* **Exercise material**
****************************************

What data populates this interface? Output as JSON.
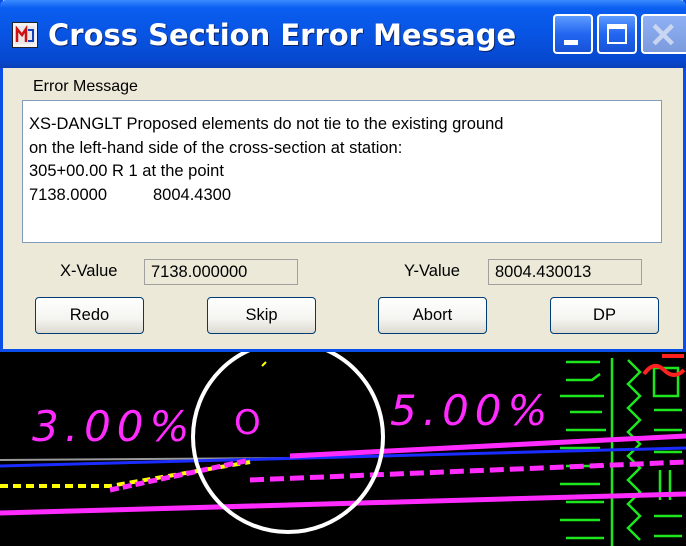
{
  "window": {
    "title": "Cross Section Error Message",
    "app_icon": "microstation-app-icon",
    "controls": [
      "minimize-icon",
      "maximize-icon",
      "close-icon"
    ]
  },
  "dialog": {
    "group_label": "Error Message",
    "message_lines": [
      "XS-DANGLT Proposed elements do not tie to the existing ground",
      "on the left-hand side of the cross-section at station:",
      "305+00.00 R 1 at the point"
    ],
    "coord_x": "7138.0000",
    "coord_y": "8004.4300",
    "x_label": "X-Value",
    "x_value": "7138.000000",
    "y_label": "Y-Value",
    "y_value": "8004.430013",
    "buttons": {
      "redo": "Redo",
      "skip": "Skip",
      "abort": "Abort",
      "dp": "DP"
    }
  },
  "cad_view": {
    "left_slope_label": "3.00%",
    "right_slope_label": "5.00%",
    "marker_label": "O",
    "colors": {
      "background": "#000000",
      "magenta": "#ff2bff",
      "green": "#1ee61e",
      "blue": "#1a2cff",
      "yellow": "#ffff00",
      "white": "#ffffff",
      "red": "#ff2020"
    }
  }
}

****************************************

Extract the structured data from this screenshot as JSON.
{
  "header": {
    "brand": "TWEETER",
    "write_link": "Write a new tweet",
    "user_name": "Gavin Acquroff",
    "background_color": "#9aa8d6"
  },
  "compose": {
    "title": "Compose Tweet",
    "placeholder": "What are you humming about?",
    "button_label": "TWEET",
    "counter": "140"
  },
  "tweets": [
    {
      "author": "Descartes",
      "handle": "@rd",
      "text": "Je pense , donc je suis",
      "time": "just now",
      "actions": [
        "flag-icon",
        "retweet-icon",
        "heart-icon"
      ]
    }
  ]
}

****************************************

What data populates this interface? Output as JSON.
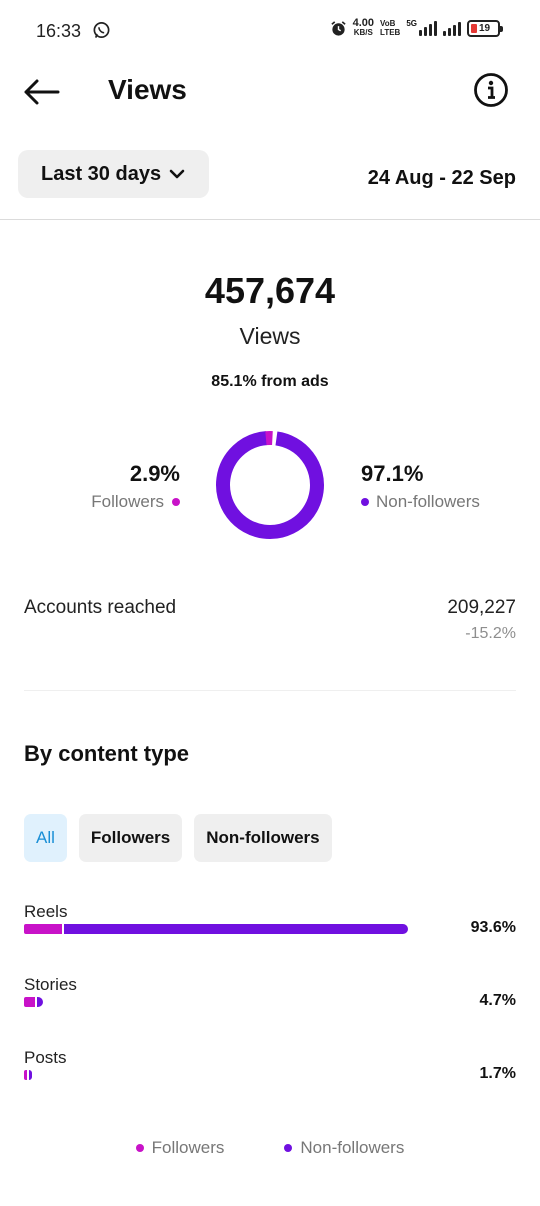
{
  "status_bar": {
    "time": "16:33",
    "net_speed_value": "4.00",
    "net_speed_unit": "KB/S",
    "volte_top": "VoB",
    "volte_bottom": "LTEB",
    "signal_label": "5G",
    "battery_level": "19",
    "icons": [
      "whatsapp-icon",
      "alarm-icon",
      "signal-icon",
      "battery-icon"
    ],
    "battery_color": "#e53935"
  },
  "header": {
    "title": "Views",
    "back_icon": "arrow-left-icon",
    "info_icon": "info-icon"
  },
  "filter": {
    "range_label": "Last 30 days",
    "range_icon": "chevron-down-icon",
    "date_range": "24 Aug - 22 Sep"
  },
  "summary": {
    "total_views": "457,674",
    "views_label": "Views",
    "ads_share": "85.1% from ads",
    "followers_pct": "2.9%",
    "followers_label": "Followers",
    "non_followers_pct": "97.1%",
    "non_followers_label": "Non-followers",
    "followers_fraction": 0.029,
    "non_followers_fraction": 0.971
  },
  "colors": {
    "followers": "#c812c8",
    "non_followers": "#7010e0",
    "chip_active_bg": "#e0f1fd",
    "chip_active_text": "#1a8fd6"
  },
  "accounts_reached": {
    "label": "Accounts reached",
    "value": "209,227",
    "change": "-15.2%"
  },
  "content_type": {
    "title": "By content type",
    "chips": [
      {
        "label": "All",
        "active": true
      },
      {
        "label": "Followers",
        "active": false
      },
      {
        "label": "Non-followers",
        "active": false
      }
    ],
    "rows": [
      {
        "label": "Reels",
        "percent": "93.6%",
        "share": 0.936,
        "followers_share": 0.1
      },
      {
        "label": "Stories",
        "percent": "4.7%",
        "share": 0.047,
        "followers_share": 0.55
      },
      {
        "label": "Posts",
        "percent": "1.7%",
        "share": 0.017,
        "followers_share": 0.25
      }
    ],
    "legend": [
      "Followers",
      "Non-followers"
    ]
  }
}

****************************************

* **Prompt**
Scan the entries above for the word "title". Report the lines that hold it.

* **Written reply**
    "title": "Cross Section Error Message",
    "title": "Compose Tweet",
    "title": "Views",
    "title": "By content type",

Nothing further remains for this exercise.